Burned Bridges

By Lynn Lagore

The other day, Celestino (one of the health workers) and I needed to pay the mission’s school clinic a visit. We loaded our first aid box (there were a few sick people to see along the way), plus items that needed to be delivered like a health supplies kit and infant formula, and figured we were about ready to head out.

The mission’s primary school and clinic are a 30 minute or so drive from the mission base–a good portion of that being over very bad roads–so if a vehicle is on its way over it usually gets laden with all manner of supplies that have accumulated for several days and are waiting to be taken over. When we mentioned our proposed trip that morning, it didn’t take long to discover we would be hauling several bags of maize plus garden produce for the school feeding program as well.

Here the guys load the infant formula, bags of maize, and green bananas. Don’t worry, they’ll ripen nicely soon enough.

Once we were loaded to the hilt, we set out for the school. There are 2 access roads to get to the school. The short-cut is 9 km while “long-cut” is 12 km. Trouble is, the bridge on the short-cut burned down last year and navigating through the dry riverbed is a bit tricky. That will need to be fixed in the next few months before the rainy season, we just need the supplies to get the job done. In the meantime, we’ve resorted to using the long-cut. It makes for a lot of nasty bumping over badly eroded dirt roads, but at least we can get to the school!

When we were several kilometers along on this long-cut road, we discovered that a brush fire had just swept through the area and burned the one small bridge down. What had once been a modest but solid little bridge was now a caved in mass of cracked earth and smoldering logs. Now what?

A disconcerting sight: our last remaining access bridge burned down.

What had before been an important task (repairing the bridge on our main route) has suddenly become imperative in order for us to continue to provide for the school, the clinic, and the remote community they serve.
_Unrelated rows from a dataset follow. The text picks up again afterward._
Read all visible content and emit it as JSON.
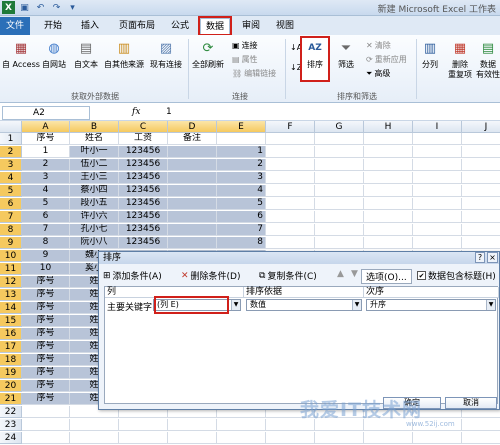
{
  "window": {
    "title": "新建 Microsoft Excel 工作表"
  },
  "tabs": [
    "文件",
    "开始",
    "插入",
    "页面布局",
    "公式",
    "数据",
    "审阅",
    "视图"
  ],
  "ribbon": {
    "get_external": {
      "access": "自 Access",
      "web": "自网站",
      "text": "自文本",
      "other": "自其他来源",
      "existing": "现有连接",
      "group": "获取外部数据"
    },
    "connections": {
      "refresh_all": "全部刷新",
      "connections": "连接",
      "properties": "属性",
      "edit_links": "编辑链接",
      "group": "连接"
    },
    "sort_filter": {
      "sort": "排序",
      "filter": "筛选",
      "clear": "清除",
      "reapply": "重新应用",
      "advanced": "高级",
      "group": "排序和筛选"
    },
    "tools": {
      "split": "分列",
      "remove_dup": "删除",
      "remove_dup2": "重复项",
      "validation": "数据",
      "validation2": "有效性"
    }
  },
  "formula_bar": {
    "name_box": "A2",
    "fx": "fx",
    "value": "1"
  },
  "columns": [
    "A",
    "B",
    "C",
    "D",
    "E",
    "F",
    "G",
    "H",
    "I",
    "J"
  ],
  "rows": [
    "1",
    "2",
    "3",
    "4",
    "5",
    "6",
    "7",
    "8",
    "9",
    "10",
    "11",
    "12",
    "13",
    "14",
    "15",
    "16",
    "17",
    "18",
    "19",
    "20",
    "21",
    "22",
    "23",
    "24"
  ],
  "cells": {
    "header": [
      "序号",
      "姓名",
      "工资",
      "备注"
    ],
    "data": [
      [
        "1",
        "叶小一",
        "123456",
        ""
      ],
      [
        "2",
        "伍小二",
        "123456",
        ""
      ],
      [
        "3",
        "王小三",
        "123456",
        ""
      ],
      [
        "4",
        "蔡小四",
        "123456",
        ""
      ],
      [
        "5",
        "段小五",
        "123456",
        ""
      ],
      [
        "6",
        "许小六",
        "123456",
        ""
      ],
      [
        "7",
        "孔小七",
        "123456",
        ""
      ],
      [
        "8",
        "阮小八",
        "123456",
        ""
      ],
      [
        "9",
        "魏小",
        "",
        ""
      ],
      [
        "10",
        "奚小",
        "",
        ""
      ],
      [
        "序号",
        "姓",
        "",
        ""
      ],
      [
        "序号",
        "姓",
        "",
        ""
      ],
      [
        "序号",
        "姓",
        "",
        ""
      ],
      [
        "序号",
        "姓",
        "",
        ""
      ],
      [
        "序号",
        "姓",
        "",
        ""
      ],
      [
        "序号",
        "姓",
        "",
        ""
      ],
      [
        "序号",
        "姓",
        "",
        ""
      ],
      [
        "序号",
        "姓",
        "",
        ""
      ],
      [
        "序号",
        "姓",
        "",
        ""
      ],
      [
        "序号",
        "姓",
        "",
        ""
      ]
    ],
    "col_e": [
      "1",
      "2",
      "3",
      "4",
      "5",
      "6",
      "7",
      "8"
    ]
  },
  "dialog": {
    "title": "排序",
    "help": "?",
    "close": "×",
    "add_level": "添加条件(A)",
    "delete_level": "删除条件(D)",
    "copy_level": "复制条件(C)",
    "options": "选项(O)...",
    "has_headers": "数据包含标题(H)",
    "col_header_column": "列",
    "col_header_sort_on": "排序依据",
    "col_header_order": "次序",
    "primary_key_label": "主要关键字",
    "primary_key_value": "(列 E)",
    "sort_on_value": "数值",
    "order_value": "升序",
    "ok": "确定",
    "cancel": "取消"
  },
  "watermark": {
    "text": "我爱IT技术网",
    "url": "www.52ij.com"
  }
}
We didn’t need a GPS to recalculate our route just then…we knew we had to resort to the short-cut, tricky river bed crossing.

What we hadn’t counted on was a fallen tree across the road. Thankfully, other vehicles that had come through had flattened out a detour of sorts so we just followed the tire tracks.

Then came the tricky (for me) river bed crossing since I’ve never done it with this vehicle, and heavily loaded at that. It was fairly steep going down the one  slope then up the other side. (Of course, things never look as bad in photos as they look in real life!)

Thankfully the vehicle didn’t get hung up or high-centered anywhere, and we didn’t get bogged down in the sand. Once on the other side, it was back to bracing ourselves over countless bumps again. Soon, we arrived at the school and kids swarmed the vehicle, excited to help unload the food they would later enjoy.

samministries school-unloading foodCelestino, Pastor Tome and Mariano unload while kids rush in to watch and help.

After a review of the student health records, some trouble shooting of this and that, more photo taking (’cause I’m always taking photos), a quick look at the school garden and it was time to go.

Goodbye kids!

Then it was bump, bump, bump, then down and up through the ravine again, and bump, bump, bump some more on the way home.

Thankfully, we can still do that for now. Once the torrential summer rains set in though, usually by late November, crossing the river bed will be a thing of the past. So the count-down is on to rebuild the bridge!

Interested in giving toward the rebuilding of the bridge? Click one of the links below.

Canada Helps: “Where Needed Most-Mozambique” CanadaHelps Giving Page